This next post was originally posted on 3/31/13:
Happy Easter! I have had a great weekend with friends and family and I still have one more day off. Yay! When we get back, we will begin our mapping and community unit. We are changing that up a bit, so I will let you know how that goes.
With our community unit, we are tying in our green team unit. We will talk about how we can be good stewards of our community. On of the places we will visit is our local worm farm. Yes, you read that right a worm farm. You can get worms, worm poop, worm poop tea, and even bat guano (poop). I love teaching about worms. The kids love it, and they really are an important part of our Earth. Worm friends are something we make every year and kids love them. I mean I have older students who come back to me and tell me they still have their worm buddy as a stuffed animal at home.

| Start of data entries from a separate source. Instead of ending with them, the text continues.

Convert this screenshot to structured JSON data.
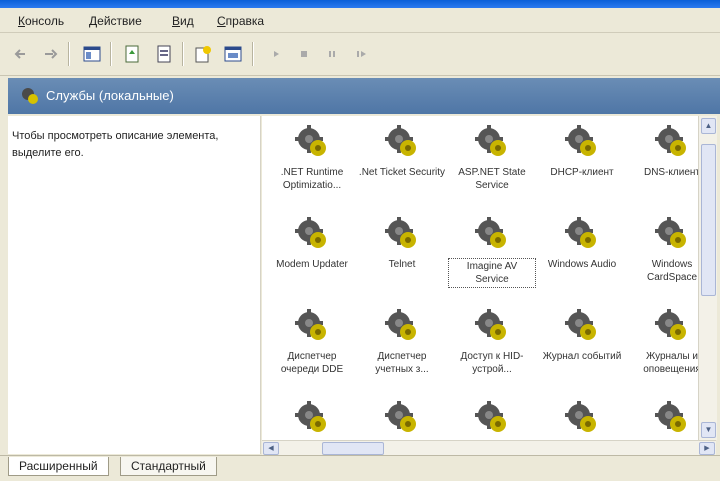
{
  "menu": [
    "Консоль",
    "Действие",
    "Вид",
    "Справка"
  ],
  "header": {
    "title": "Службы (локальные)",
    "icon": "services-gear-icon"
  },
  "left_pane": {
    "description": "Чтобы просмотреть описание элемента, выделите его."
  },
  "services": [
    {
      "label": ".NET Runtime Optimizatio..."
    },
    {
      "label": ".Net Ticket Security"
    },
    {
      "label": "ASP.NET State Service"
    },
    {
      "label": "DHCP-клиент"
    },
    {
      "label": "DNS-клиент"
    },
    {
      "label": "Modem Updater"
    },
    {
      "label": "Telnet"
    },
    {
      "label": "Imagine AV Service"
    },
    {
      "label": "Windows Audio"
    },
    {
      "label": "Windows CardSpace"
    },
    {
      "label": "Диспетчер очереди DDE"
    },
    {
      "label": "Диспетчер учетных з..."
    },
    {
      "label": "Доступ к HID-устрой..."
    },
    {
      "label": "Журнал событий"
    },
    {
      "label": "Журналы и оповещения"
    },
    {
      "label": ""
    },
    {
      "label": ""
    },
    {
      "label": ""
    },
    {
      "label": ""
    },
    {
      "label": ""
    }
  ],
  "selected_service_index": 7,
  "tabs": [
    {
      "label": "Расширенный",
      "active": true
    },
    {
      "label": "Стандартный",
      "active": false
    }
  ],
  "colors": {
    "header_bg": "#5a7fad",
    "gear_dark": "#5a5a5a",
    "gear_yellow": "#c8b400"
  }
}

I thought I would share this simple project with you.
The supplies that you will need are:
knee-high sandal toe nylons and brown felt
small hair rubber bands
First the kids stuff their worm (nylon) and tie off the end. I find that many kids have never touched a nylon, so I have to give them a minute just to play with it.
Once it is stuffed, they make segments on their worms with the rubber bands. Depending on how tight the bands are, they may need help with this.
Next, I hot glue the felt around the middle of the worm to represent its clitellum.
Last, I let them draw five hearts on the nylon because worms have five hearts. And there you have it, a new worm friend!
For more great worm activities, check out my new Reduce, Reuse, Recycle & Rot! brain smart unit.
So there you have it. You too can make your own worm friend. Your kids can write about them. So many possibilities. Do you teach about recycling?
The next was originally posted 4/10/13
Happy Wednesday! We have had a very week in our class. Yesterday we went to our local worm farm. Farmer Mark ships worms all over the world (except Hawaii and Mexico). He is great.
The kids love this trip. They get to dig for worms and then climb a large worm castings piles (castings are the worm poop). Casting look like dirt, but is extremely healthy for your plants.
Red Wiggler Worms
Farmer Mark always gives us some worms, so today we made our own class worm bin. I took a plastic bin I had laying in my garage and had our wonderful janitor drill air holes. Next, my firsties ripped up newspaper to put in our worm bin.
After we had enough paper, we combined all of the newspaper pieces and sprayed them with water to make the paper moist.
After the newspaper, we needed food so we each ate a strawberry. We out the green stem into our compost bin. These will rot and the worms will love it!
Before we put our worms into the class compost bins, we decided to be wormologist. First we read this book, Yucky Worms.
After reading the book, we were ready to explore. We used our senses to record how the worms felt, smelled, looked like and sounded like.
After all of that, our worms were ready for their home. We put them in the compost bin and we will continue to feed them our food scraps and watch our castings grow. Our casting can be put into our school garden. Fun stuff!
For more fun worm, rot and other recycling activities check out this pack:
This Friday, we will make our worm friends and make a worm snack. I hope your week is going well!